BEGIN

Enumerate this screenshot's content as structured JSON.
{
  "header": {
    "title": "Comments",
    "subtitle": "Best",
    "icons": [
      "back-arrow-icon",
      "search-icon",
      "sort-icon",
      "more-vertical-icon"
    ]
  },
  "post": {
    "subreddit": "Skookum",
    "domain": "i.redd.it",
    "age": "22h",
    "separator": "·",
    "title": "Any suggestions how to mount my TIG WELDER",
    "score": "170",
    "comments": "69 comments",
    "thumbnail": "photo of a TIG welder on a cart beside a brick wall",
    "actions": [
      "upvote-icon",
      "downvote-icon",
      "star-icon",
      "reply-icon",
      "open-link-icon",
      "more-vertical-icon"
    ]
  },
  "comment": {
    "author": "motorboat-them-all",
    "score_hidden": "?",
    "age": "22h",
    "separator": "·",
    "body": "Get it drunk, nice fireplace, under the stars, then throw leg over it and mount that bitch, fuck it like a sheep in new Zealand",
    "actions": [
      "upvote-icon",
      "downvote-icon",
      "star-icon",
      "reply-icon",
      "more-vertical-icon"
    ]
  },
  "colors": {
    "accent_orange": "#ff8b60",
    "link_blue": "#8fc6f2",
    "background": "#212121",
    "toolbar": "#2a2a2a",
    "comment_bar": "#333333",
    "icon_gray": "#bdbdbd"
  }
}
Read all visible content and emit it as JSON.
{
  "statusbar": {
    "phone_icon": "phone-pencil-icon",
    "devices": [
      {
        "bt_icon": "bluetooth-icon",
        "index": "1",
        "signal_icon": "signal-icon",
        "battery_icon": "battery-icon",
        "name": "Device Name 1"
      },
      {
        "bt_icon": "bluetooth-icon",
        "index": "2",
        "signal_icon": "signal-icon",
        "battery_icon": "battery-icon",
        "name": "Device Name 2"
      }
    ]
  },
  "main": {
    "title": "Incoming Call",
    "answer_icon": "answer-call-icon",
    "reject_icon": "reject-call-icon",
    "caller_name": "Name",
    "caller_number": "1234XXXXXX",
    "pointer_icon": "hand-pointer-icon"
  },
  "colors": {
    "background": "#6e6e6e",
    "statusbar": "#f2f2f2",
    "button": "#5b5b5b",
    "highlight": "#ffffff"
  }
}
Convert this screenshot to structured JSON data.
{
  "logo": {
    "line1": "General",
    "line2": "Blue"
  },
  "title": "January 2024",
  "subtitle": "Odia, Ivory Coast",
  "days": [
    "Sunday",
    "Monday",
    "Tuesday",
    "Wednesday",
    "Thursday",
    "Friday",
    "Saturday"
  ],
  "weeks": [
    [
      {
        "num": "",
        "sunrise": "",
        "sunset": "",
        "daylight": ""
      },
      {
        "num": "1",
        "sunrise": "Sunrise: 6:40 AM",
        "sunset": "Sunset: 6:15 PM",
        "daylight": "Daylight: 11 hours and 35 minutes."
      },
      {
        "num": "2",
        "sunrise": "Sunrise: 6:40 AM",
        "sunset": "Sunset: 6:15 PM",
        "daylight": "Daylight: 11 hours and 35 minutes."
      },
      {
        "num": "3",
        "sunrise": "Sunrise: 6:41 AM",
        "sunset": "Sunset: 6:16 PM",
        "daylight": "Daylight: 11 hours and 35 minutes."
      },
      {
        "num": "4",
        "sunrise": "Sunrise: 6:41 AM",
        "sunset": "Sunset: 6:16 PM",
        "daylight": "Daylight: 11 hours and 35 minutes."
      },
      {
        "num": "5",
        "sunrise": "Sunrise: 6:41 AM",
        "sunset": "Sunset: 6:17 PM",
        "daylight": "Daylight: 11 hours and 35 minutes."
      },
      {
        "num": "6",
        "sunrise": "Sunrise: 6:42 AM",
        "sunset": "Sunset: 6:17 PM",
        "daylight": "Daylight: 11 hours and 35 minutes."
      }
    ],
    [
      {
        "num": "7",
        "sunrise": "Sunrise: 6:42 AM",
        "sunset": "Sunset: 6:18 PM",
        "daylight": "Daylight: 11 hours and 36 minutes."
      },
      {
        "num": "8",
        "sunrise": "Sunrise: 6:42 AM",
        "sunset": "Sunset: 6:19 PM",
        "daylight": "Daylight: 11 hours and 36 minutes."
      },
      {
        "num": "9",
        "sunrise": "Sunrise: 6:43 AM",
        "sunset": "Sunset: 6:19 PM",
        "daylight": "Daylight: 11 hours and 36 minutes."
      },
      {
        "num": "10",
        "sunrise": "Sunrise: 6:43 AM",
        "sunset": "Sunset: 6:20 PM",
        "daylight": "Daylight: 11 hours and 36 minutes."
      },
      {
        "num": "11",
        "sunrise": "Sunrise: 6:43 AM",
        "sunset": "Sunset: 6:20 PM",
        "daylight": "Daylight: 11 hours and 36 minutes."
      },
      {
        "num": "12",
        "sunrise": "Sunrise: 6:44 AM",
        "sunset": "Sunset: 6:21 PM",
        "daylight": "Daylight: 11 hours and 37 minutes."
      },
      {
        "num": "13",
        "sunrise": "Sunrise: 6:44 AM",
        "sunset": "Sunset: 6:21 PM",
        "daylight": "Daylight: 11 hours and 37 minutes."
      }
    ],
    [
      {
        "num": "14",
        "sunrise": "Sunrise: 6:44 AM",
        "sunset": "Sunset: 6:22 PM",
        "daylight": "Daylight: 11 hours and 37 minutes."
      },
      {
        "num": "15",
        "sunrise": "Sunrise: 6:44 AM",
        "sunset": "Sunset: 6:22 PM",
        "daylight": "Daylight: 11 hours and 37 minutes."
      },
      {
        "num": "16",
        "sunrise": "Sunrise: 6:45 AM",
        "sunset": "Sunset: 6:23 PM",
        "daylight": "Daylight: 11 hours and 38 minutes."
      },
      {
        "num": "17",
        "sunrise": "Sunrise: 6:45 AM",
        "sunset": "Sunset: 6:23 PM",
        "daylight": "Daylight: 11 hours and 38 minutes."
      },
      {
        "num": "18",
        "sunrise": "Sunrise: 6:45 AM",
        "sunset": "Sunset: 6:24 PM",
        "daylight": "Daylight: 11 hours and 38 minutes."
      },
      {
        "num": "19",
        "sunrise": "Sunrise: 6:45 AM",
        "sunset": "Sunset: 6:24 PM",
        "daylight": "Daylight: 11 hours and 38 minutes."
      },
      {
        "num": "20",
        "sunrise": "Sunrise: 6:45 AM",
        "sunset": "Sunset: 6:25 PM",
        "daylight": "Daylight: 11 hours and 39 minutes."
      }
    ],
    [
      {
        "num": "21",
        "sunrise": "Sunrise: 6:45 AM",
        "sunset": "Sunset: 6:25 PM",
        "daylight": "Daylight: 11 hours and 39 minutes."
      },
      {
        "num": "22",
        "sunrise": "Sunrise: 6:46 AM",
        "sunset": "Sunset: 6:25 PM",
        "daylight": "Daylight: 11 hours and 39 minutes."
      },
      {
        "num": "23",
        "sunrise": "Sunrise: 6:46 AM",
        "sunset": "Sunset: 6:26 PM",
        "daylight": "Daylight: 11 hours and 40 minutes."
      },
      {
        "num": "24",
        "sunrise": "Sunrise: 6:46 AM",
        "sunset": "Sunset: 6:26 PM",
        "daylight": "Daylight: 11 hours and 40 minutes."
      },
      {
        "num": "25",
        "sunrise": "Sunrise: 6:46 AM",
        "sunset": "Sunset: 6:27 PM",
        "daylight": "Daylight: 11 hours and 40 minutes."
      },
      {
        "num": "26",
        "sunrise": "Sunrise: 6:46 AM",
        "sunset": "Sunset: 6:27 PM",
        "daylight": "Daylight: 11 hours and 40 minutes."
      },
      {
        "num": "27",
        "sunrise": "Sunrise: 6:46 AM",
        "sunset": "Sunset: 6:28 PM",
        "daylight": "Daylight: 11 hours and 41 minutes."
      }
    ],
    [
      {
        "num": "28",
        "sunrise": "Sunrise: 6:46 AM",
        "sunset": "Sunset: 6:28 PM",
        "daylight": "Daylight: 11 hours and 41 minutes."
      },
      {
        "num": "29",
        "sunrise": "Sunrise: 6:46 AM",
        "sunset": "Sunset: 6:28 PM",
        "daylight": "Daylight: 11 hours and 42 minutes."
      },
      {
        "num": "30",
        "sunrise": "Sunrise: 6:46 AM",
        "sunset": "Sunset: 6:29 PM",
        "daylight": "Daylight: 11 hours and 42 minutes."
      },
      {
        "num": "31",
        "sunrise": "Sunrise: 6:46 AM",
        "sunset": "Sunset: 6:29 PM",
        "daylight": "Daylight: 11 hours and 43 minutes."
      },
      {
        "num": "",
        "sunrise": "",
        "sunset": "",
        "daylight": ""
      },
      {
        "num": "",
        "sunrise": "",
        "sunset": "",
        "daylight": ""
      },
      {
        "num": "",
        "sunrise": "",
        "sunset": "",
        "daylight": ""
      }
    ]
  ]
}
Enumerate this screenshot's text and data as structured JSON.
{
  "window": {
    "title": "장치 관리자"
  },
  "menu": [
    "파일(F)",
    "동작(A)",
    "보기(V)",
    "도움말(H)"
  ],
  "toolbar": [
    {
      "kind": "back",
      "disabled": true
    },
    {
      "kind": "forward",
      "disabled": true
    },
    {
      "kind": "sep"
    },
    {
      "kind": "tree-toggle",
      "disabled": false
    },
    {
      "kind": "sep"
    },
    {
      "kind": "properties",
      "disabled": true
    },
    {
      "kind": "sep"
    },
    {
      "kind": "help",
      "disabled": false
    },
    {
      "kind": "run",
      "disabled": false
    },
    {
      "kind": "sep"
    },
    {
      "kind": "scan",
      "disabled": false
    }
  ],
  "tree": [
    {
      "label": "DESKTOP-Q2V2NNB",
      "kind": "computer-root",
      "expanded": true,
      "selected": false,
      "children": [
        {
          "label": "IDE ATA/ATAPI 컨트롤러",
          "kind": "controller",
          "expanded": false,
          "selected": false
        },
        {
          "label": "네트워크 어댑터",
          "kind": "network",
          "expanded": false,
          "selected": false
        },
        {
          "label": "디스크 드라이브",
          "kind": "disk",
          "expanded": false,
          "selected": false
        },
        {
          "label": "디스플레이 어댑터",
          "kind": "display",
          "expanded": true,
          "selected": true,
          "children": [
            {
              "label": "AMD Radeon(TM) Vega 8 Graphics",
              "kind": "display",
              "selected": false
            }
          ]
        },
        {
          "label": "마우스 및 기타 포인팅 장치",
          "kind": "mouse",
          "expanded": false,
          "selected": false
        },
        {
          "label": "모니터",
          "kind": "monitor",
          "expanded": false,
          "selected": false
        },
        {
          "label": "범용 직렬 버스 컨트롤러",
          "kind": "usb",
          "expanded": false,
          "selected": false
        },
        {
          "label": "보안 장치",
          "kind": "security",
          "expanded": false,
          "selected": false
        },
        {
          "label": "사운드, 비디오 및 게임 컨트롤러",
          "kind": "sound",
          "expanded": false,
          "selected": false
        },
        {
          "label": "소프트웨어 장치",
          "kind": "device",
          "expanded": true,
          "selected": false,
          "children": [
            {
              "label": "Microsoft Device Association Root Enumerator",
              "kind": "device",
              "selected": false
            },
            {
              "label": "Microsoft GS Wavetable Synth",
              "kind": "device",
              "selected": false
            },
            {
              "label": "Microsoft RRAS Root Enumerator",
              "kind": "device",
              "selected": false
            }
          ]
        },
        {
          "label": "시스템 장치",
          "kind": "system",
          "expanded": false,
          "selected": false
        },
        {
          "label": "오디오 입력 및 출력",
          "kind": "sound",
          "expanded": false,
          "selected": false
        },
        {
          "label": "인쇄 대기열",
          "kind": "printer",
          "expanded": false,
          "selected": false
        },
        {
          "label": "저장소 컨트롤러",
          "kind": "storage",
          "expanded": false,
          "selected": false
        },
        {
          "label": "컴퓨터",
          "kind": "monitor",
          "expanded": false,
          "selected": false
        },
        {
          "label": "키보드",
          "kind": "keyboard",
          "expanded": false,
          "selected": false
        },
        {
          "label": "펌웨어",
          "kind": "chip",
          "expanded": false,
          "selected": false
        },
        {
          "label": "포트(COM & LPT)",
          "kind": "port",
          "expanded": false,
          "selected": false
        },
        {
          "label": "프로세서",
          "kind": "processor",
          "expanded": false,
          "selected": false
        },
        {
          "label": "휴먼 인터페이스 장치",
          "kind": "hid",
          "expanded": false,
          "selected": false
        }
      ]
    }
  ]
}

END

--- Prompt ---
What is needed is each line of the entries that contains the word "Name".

--- Completed exercise ---
        "name": "Device Name 1"
        "name": "Device Name 2"
    "caller_name": "Name",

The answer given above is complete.